Bowe Bergdahl circa 2009. Photo courtesy the United States Army.
At this time last year, millions of listeners around the world were waiting impatiently for the final episode of the first season of “Serial,” set to air December 18.
The podcast, a spin-off of “This American Life” devoted to longer-form nonfiction narrative, averaged more than 1.5 million listeners per episode in its first season. I was one of those listeners, riveted along with the rest by the story of a Baltimore teenager’s murder and the subsequent investigation and prosecution of her ex-boyfriend.
The “Serial” team had long been close-lipped on the subject matter of the two seasons that have been scheduled to follow their first, Peabody Award-winning series. But by September, rumors emerged that Season Two would focus on Sgt. Bowe Bergdahl, the U.S. soldier who deserted his post in 2009 and was captured and held by the Taliban for five years.
A week ago, without warning, the first episode of the second season arrived, confirming that Bergdahl would be the podcast’s new topic. As the “Serial” website puts it, the podcast will spend this season trying “to find out why one idiosyncratic guy decided to walk away, into Afghanistan, and how the consequences of that decision have spun out wider and wider.”

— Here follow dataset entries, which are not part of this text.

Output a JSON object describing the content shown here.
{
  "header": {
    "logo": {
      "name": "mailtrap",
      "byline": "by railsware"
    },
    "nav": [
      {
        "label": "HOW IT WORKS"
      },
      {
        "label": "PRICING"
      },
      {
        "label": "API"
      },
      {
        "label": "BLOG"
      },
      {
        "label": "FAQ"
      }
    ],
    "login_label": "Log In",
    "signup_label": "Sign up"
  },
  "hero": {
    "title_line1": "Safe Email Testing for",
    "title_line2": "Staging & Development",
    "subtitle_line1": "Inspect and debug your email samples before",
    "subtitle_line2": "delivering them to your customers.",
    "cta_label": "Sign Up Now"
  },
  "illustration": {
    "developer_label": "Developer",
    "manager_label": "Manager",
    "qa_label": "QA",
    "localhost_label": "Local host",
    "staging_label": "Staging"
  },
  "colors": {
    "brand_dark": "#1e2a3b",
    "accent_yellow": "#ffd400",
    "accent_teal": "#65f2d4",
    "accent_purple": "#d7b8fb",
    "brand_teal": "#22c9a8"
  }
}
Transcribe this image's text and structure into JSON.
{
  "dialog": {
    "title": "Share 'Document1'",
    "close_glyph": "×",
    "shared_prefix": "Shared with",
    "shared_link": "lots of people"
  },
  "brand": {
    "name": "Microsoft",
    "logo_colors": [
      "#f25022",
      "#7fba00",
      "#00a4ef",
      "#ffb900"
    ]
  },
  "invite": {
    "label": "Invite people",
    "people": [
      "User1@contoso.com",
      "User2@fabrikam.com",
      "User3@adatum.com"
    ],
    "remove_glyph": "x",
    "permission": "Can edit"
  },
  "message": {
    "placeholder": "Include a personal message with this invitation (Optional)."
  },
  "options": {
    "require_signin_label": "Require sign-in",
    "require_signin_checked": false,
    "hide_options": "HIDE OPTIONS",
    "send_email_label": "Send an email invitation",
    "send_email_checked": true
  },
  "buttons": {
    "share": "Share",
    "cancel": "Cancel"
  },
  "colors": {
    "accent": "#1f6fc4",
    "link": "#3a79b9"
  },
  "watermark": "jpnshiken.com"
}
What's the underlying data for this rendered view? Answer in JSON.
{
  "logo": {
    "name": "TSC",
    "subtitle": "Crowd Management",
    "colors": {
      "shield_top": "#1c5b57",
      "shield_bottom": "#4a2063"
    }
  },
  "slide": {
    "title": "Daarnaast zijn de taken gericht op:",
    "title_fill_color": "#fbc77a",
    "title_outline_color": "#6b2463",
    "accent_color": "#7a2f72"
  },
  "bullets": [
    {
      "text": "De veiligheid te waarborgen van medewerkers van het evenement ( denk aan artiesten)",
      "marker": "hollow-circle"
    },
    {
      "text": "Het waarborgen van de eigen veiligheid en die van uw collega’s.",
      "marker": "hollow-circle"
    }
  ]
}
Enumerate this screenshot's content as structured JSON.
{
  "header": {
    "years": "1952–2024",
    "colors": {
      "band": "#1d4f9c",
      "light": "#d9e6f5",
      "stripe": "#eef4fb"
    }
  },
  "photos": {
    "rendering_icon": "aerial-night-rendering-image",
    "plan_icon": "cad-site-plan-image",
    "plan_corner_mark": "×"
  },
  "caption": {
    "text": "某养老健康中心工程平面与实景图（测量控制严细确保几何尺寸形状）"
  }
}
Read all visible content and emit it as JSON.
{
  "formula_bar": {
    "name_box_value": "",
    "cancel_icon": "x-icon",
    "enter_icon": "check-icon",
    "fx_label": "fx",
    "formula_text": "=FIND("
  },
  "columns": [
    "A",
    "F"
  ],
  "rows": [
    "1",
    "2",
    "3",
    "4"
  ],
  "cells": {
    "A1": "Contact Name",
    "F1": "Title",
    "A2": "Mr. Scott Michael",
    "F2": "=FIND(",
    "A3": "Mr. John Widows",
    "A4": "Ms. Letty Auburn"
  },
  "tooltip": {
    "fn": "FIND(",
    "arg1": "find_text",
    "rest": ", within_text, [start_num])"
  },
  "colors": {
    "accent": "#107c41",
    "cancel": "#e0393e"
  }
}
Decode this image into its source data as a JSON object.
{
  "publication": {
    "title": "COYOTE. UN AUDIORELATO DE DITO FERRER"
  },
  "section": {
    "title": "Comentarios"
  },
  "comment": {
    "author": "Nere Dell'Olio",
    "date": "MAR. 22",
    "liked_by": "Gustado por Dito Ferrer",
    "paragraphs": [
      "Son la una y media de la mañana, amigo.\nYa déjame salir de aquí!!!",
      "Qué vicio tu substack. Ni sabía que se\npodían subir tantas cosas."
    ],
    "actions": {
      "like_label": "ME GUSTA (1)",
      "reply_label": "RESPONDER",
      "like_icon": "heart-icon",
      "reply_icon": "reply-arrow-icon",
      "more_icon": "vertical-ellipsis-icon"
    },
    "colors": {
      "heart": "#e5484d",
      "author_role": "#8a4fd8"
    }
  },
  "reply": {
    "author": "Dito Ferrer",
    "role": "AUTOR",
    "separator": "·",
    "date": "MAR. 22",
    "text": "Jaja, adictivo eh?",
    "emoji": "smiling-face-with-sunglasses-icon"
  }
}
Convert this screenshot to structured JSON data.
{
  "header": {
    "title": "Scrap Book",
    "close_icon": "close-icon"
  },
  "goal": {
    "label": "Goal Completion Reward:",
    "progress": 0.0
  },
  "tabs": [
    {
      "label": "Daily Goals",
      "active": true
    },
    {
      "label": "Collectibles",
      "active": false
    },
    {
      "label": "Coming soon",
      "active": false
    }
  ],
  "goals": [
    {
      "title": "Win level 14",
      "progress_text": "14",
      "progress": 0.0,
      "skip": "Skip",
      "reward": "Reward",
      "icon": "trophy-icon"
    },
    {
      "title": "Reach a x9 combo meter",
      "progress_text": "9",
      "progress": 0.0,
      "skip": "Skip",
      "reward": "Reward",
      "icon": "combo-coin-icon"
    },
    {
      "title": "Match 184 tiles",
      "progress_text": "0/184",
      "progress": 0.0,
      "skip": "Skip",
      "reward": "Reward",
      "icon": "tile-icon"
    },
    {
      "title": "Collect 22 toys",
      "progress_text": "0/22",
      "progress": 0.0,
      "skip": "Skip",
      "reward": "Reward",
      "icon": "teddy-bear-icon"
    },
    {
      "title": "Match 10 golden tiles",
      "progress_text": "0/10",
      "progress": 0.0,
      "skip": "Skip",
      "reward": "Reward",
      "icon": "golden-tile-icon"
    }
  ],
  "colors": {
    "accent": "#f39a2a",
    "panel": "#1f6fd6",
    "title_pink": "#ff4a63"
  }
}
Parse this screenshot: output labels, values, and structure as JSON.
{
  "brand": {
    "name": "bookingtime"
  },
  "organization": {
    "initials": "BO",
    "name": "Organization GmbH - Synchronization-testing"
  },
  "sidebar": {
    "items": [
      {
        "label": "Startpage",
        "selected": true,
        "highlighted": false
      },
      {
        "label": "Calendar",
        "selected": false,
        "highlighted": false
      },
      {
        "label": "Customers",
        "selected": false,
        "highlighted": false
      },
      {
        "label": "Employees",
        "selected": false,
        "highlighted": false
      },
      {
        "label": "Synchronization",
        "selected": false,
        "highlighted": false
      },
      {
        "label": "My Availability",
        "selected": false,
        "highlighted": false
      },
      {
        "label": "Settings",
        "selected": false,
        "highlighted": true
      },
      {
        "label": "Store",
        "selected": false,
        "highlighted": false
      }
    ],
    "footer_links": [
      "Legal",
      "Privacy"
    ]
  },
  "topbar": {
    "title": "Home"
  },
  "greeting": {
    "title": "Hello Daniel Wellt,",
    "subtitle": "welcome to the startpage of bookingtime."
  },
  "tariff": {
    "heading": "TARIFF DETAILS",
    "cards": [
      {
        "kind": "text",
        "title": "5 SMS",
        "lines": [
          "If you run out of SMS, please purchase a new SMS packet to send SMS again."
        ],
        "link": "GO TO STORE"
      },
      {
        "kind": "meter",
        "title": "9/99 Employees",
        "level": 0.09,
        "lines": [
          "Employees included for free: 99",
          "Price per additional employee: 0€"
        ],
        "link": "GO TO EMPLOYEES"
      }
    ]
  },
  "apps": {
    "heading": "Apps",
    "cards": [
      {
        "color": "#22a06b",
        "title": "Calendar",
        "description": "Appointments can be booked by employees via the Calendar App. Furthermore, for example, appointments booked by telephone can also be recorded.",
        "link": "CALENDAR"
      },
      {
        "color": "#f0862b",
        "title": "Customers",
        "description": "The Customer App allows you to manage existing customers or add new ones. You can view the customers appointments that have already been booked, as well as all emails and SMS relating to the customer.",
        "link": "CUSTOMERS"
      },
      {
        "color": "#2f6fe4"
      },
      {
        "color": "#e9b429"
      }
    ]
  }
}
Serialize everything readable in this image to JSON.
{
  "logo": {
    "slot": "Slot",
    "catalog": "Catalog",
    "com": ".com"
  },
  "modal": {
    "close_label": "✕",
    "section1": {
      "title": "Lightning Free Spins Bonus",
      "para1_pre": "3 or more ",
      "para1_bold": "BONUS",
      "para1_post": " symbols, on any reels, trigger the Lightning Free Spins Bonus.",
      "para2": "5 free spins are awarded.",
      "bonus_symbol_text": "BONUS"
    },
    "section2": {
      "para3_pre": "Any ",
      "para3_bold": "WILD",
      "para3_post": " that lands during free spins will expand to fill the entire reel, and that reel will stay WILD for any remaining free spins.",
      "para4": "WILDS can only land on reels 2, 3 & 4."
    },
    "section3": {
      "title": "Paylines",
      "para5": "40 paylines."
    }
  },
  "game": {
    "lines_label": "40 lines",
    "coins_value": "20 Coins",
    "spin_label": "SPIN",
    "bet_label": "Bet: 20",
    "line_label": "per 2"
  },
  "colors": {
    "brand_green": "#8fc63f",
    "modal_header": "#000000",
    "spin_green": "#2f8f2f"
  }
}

It is a questionable choice. Unlike Hae Min Lee’s murder and Adnan Syed’s subsequent trial, there is no inherent mystery or drama in exploring the mind of a self-deluded, narcissistic 23-year-old. The Bergdahl case has already been widely covered in traditional news media, and it is hard to imagine many “Serial” listeners are not familiar with the basic facts. So far, at least, this story is not worth the time the “Serial” crew is asking of the audience or the support they are asking of their underwriters. It certainly is not, on its face, a strong follow-up to Season One.
Part of the problem is that Bergdahl is just not a hugely interesting character in his own right. If he had made it to Forward Operating Base Sharana, as he had planned, and inevitably found himself prosecuted by the military for walking out, no one would have cared. If the military had quickly recovered him by search, accident or tip-off instead of by a controversial prisoner swap, no one would care, either.
The story behind the prisoner swap itself might be worth the “Serial” crew’s time. When President Obama exchanged five Taliban-linked prisoners in order to secure Bergdahl’s release in 2014, he set off a debate that continues to rage. Just last week, a House Armed Services Committee report accused the administration of violating federal law in conducting the exchange; even the Democrats on the committee, in their dissent, conceded the Pentagon failed to keep Congress adequately informed. What went on at the White House to get Bergdahl home could be worthy of the sort of deep dive in which “Serial” specializes.
But that is not the story the show seems to be telling, at least judging by the first episode. Nor is it reasonable to expect the show to tackle that story while this administration is still in office.
This season also lacks the distance involved in Season One, as the story is still unfolding in a much more immediate sense. Bergdahl faces charges of desertion and misbehavior before the enemy, a rarely used charge carrying a potential penalty of life in prison. On Monday, the Army announced it would seek a general court-martial to prosecute Bergdahl, despite a recommendation from a preliminary hearing that he instead face a special court-martial, a milder proceeding.
Several publications, including The Washington Post and The Christina Science Monitor, ran articles speculating whether Bergdahl’s comments on “Serial” altered the course of his criminal case. It is unclear whether they did, though it is difficult to imagine he helped his cause. Even if Bergdahl’s comments did earn him the tougher court proceeding, it is hard to see this as any sort of miscarriage of justice based on his own words. In fact, the real mystery here is why Bergdahl’s lawyer let him give permission for “Serial” to use his taped conversations with filmmaker Mark Boal at all.
As things stand, Serial’s second season tells an extreme version of a garden-variety story: A young guy does something stupid and pays a fearsome price - in this case, much more fearsome than most. In the process, he puts a lot of people at risk. And, it seems, it is likely that he will ultimately be held accountable, though the end of the story has yet to be written.
With Syed, the legal process was as much the story as the story itself. Here, it strikes me that neither the process nor the story is very much of a story at all.